Computational statistics applied to population, evolutionary, medical and forensic genetics
- mathematical modelling of
- demographic history of populations,
- evolutionary processes such as mechanisms of selection;
- identifying sources of biological material (identification of individual and of tissue);
- measures of relatedness among two or more individuals and the role of relatedness in genomics analyses, including heritability analyses;
- predicting phenotypes from genotype and other data;
- association analysis, particularly in the presence of complex relatedness/population structure;
- analysis of other omics data (transcriptome, methylome, etc) in conjunction with genomics data.
Much of the above is informed by the coalescent-with-recombination model of population genetics. Performing statistical inference for large datasets under this model remains one of the major open problems in statistical genomics.

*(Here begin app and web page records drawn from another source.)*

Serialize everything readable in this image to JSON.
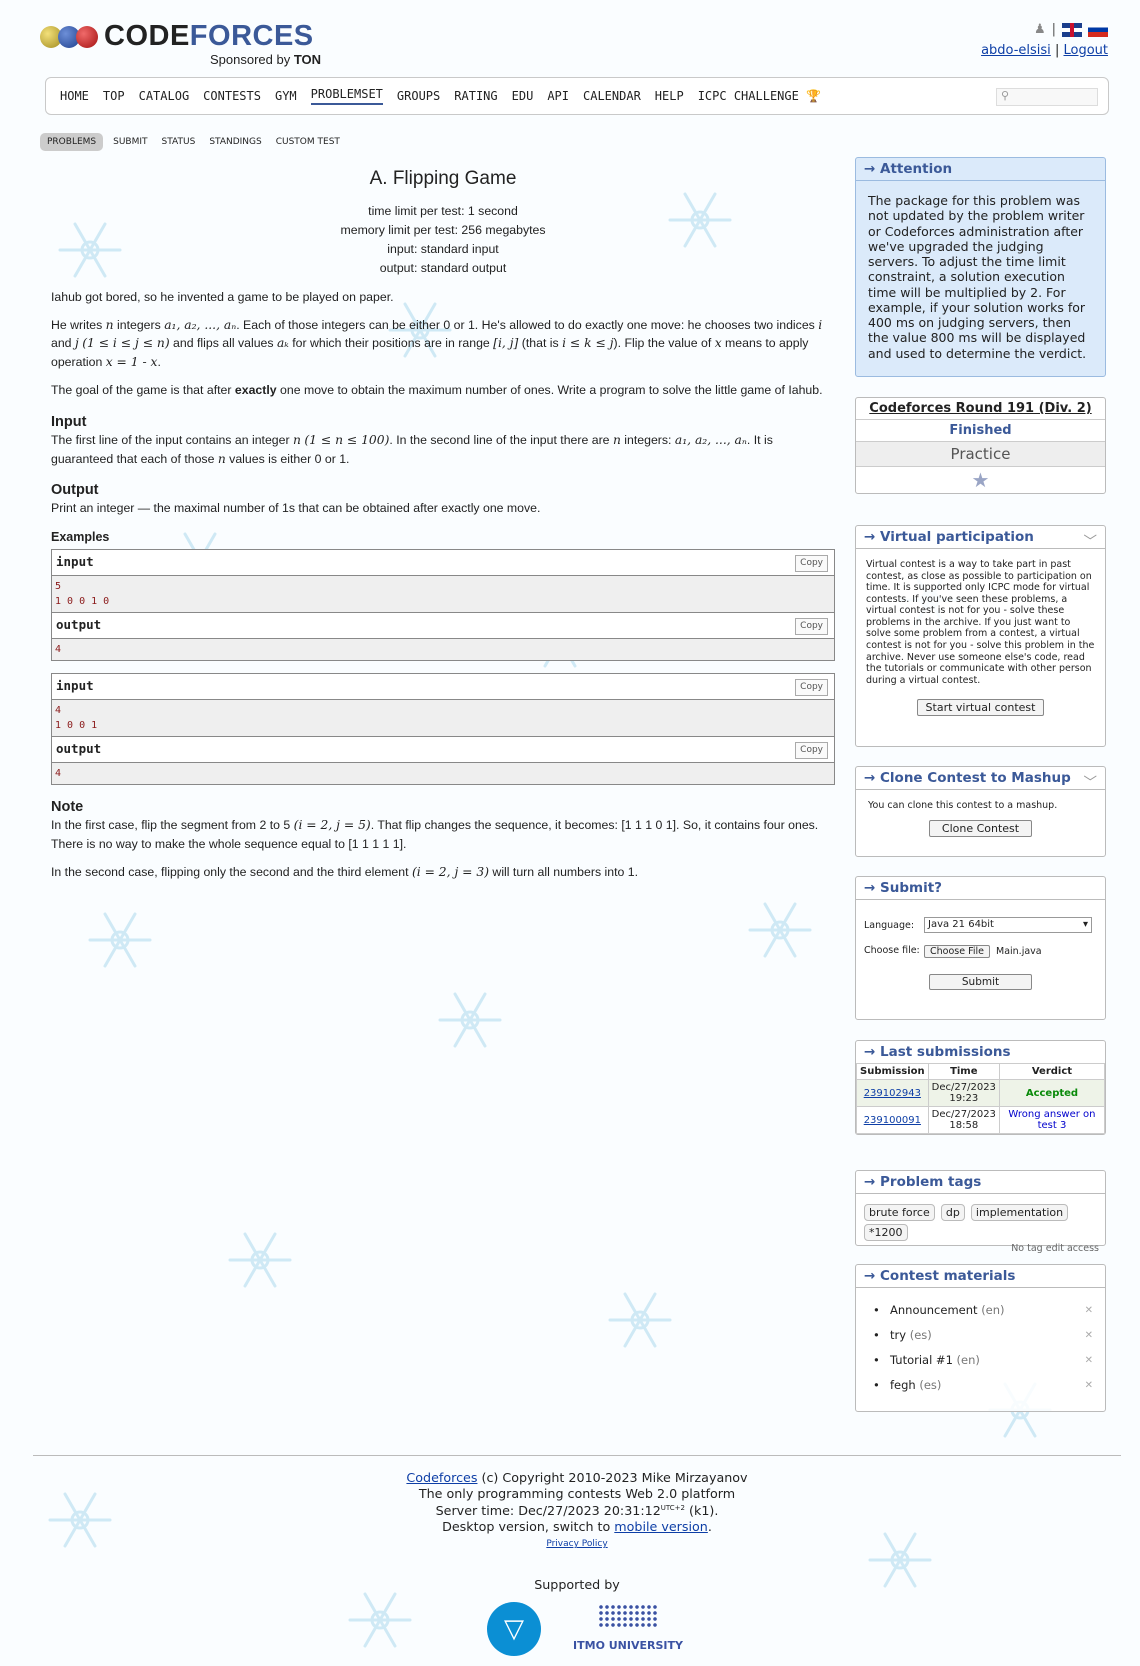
{
  "colors": {
    "accent": "#3b5998",
    "link": "#0d3ea6",
    "accepted": "#0a8a0a",
    "wrong": "#0000cc",
    "attention_bg": "#dbeafa"
  },
  "header": {
    "logo_part1": "CODE",
    "logo_part2": "FORCES",
    "sponsor_prefix": "Sponsored by ",
    "sponsor_name": "TON",
    "user": "abdo-elsisi",
    "sep": "|",
    "logout": "Logout"
  },
  "menu": [
    "HOME",
    "TOP",
    "CATALOG",
    "CONTESTS",
    "GYM",
    "PROBLEMSET",
    "GROUPS",
    "RATING",
    "EDU",
    "API",
    "CALENDAR",
    "HELP",
    "ICPC CHALLENGE"
  ],
  "subnav": [
    "PROBLEMS",
    "SUBMIT",
    "STATUS",
    "STANDINGS",
    "CUSTOM TEST"
  ],
  "problem": {
    "title": "A. Flipping Game",
    "time_limit": "time limit per test: 1 second",
    "memory_limit": "memory limit per test: 256 megabytes",
    "input": "input: standard input",
    "output": "output: standard output",
    "p1": "Iahub got bored, so he invented a game to be played on paper.",
    "p2a": "He writes ",
    "p2n": "n",
    "p2b": " integers ",
    "p2seq": "a₁, a₂, ..., aₙ",
    "p2c": ". Each of those integers can be either 0 or 1. He's allowed to do exactly one move: he chooses two indices ",
    "p2i": "i",
    "p2d": " and ",
    "p2j": "j",
    "p2e": " ",
    "p2range": "(1 ≤ i ≤ j ≤ n)",
    "p2f": " and flips all values ",
    "p2ak": "aₖ",
    "p2g": " for which their positions are in range ",
    "p2ij": "[i, j]",
    "p2h": " (that is ",
    "p2ikj": "i ≤ k ≤ j",
    "p2k": "). Flip the value of ",
    "p2x": "x",
    "p2l": " means to apply operation ",
    "p2op": "x = 1 - x",
    "p2m": ".",
    "p3a": "The goal of the game is that after ",
    "p3b": "exactly",
    "p3c": " one move to obtain the maximum number of ones. Write a program to solve the little game of Iahub.",
    "input_title": "Input",
    "in1": "The first line of the input contains an integer ",
    "in_n": "n",
    "in_rng": "(1 ≤ n ≤ 100)",
    "in2": ". In the second line of the input there are ",
    "in_n2": "n",
    "in3": " integers: ",
    "in_seq": "a₁, a₂, ..., aₙ",
    "in4": ". It is guaranteed that each of those ",
    "in_n3": "n",
    "in5": " values is either 0 or 1.",
    "output_title": "Output",
    "out": "Print an integer — the maximal number of 1s that can be obtained after exactly one move.",
    "examples_title": "Examples",
    "input_label": "input",
    "output_label": "output",
    "copy": "Copy",
    "ex1_in1": "5",
    "ex1_in2": "1 0 0 1 0",
    "ex1_out": "4",
    "ex2_in1": "4",
    "ex2_in2": "1 0 0 1",
    "ex2_out": "4",
    "note_title": "Note",
    "n1a": "In the first case, flip the segment from 2 to 5 ",
    "n1m": "(i = 2, j = 5)",
    "n1b": ". That flip changes the sequence, it becomes: [1 1 1 0 1]. So, it contains four ones. There is no way to make the whole sequence equal to [1 1 1 1 1].",
    "n2a": "In the second case, flipping only the second and the third element ",
    "n2m": "(i = 2, j = 3)",
    "n2b": " will turn all numbers into 1."
  },
  "sidebar": {
    "attention_title": "→ Attention",
    "attention_text": "The package for this problem was not updated by the problem writer or Codeforces administration after we've upgraded the judging servers. To adjust the time limit constraint, a solution execution time will be multiplied by 2. For example, if your solution works for 400 ms on judging servers, then the value 800 ms will be displayed and used to determine the verdict.",
    "round": "Codeforces Round 191 (Div. 2)",
    "finished": "Finished",
    "practice": "Practice",
    "vp_title": "→ Virtual participation",
    "vp_text": "Virtual contest is a way to take part in past contest, as close as possible to participation on time. It is supported only ICPC mode for virtual contests. If you've seen these problems, a virtual contest is not for you - solve these problems in the archive. If you just want to solve some problem from a contest, a virtual contest is not for you - solve this problem in the archive. Never use someone else's code, read the tutorials or communicate with other person during a virtual contest.",
    "vp_button": "Start virtual contest",
    "clone_title": "→ Clone Contest to Mashup",
    "clone_text": "You can clone this contest to a mashup.",
    "clone_button": "Clone Contest",
    "submit_title": "→ Submit?",
    "language_label": "Language:",
    "language_value": "Java 21 64bit",
    "file_label": "Choose file:",
    "file_button": "Choose File",
    "file_name": "Main.java",
    "submit_button": "Submit",
    "last_title": "→ Last submissions",
    "th_submission": "Submission",
    "th_time": "Time",
    "th_verdict": "Verdict",
    "rows": [
      {
        "id": "239102943",
        "date": "Dec/27/2023",
        "time": "19:23",
        "verdict": "Accepted"
      },
      {
        "id": "239100091",
        "date": "Dec/27/2023",
        "time": "18:58",
        "verdict": "Wrong answer on test 3"
      }
    ],
    "tags_title": "→ Problem tags",
    "tags": [
      "brute force",
      "dp",
      "implementation",
      "*1200"
    ],
    "tags_note": "No tag edit access",
    "materials_title": "→ Contest materials",
    "materials": [
      {
        "name": "Announcement",
        "lang": "(en)"
      },
      {
        "name": "try",
        "lang": "(es)"
      },
      {
        "name": "Tutorial #1",
        "lang": "(en)"
      },
      {
        "name": "fegh",
        "lang": "(es)"
      }
    ]
  },
  "footer": {
    "cf_link": "Codeforces",
    "line1": " (c) Copyright 2010-2023 Mike Mirzayanov",
    "line2": "The only programming contests Web 2.0 platform",
    "line3a": "Server time: Dec/27/2023 20:31:12",
    "line3tz": "UTC+2",
    "line3b": " (k1).",
    "line4a": "Desktop version, switch to ",
    "mobile": "mobile version",
    "privacy": "Privacy Policy",
    "supported": "Supported by",
    "itmo": "ITMO UNIVERSITY"
  }
}
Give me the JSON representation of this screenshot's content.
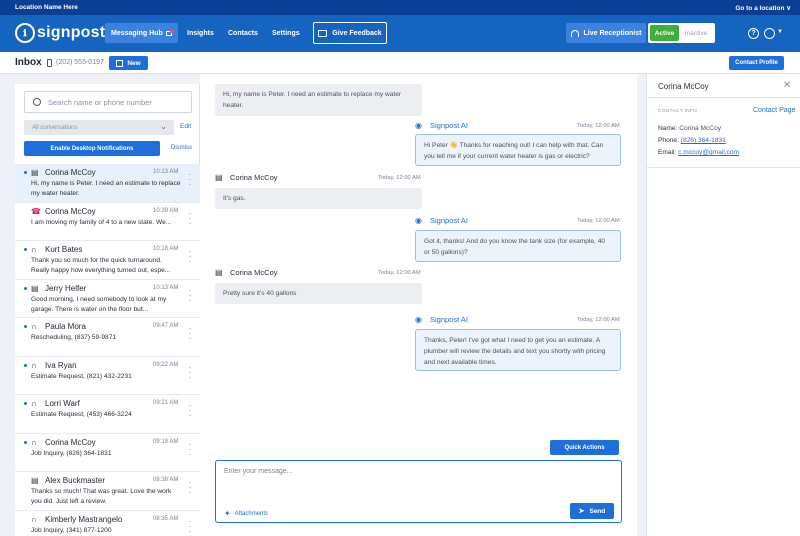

Other statistical tools include mixed model (or penalised/shrinkage) regression for large numbers of predictors (p >> n) and various multivariate statistics techniques.
I work with collaborators in many different fields: forensic science, crop research, ancient DNA, pharmaceutical companies and diseases of humans, animals and plants. Much of this work involves stochastic modelling based on data generated by the collaborative partner or from public databases.
Anubhav Kaphle (PhD, 2018-) Main supervisor
Chengyu Li (PhD, 2017-) Main Supervisor
Ali Mahmoudi (PhD, 2017-) Main supervisor
Michael Silk (PhD, 2017-) Co-supervisor, with Slavé Petrovski
Lachlan Macintosh (PhD, 2017-) Co-supervisor, with Tony Pappenfuss
Yupei You (MSc Bioinformatics) Main supervisor
Hanaisa Sant Anna (PhD student, Brazil, Aug 18 - Aug 19)
Past Staff & Students
Shian Su (MSc Maths & Stats, 2016)
Tatiana Hessab (PhD student, Federal University of Rio De Janeiro, Jul 17 - Feb 18)
Maria Simonsen (Aarhus University, Denmark, 2016)
Tristan Mary-Huard (AgroParisTech, France, 2016)
Søren Vilsen (Aalborg University, Denmark, 2016)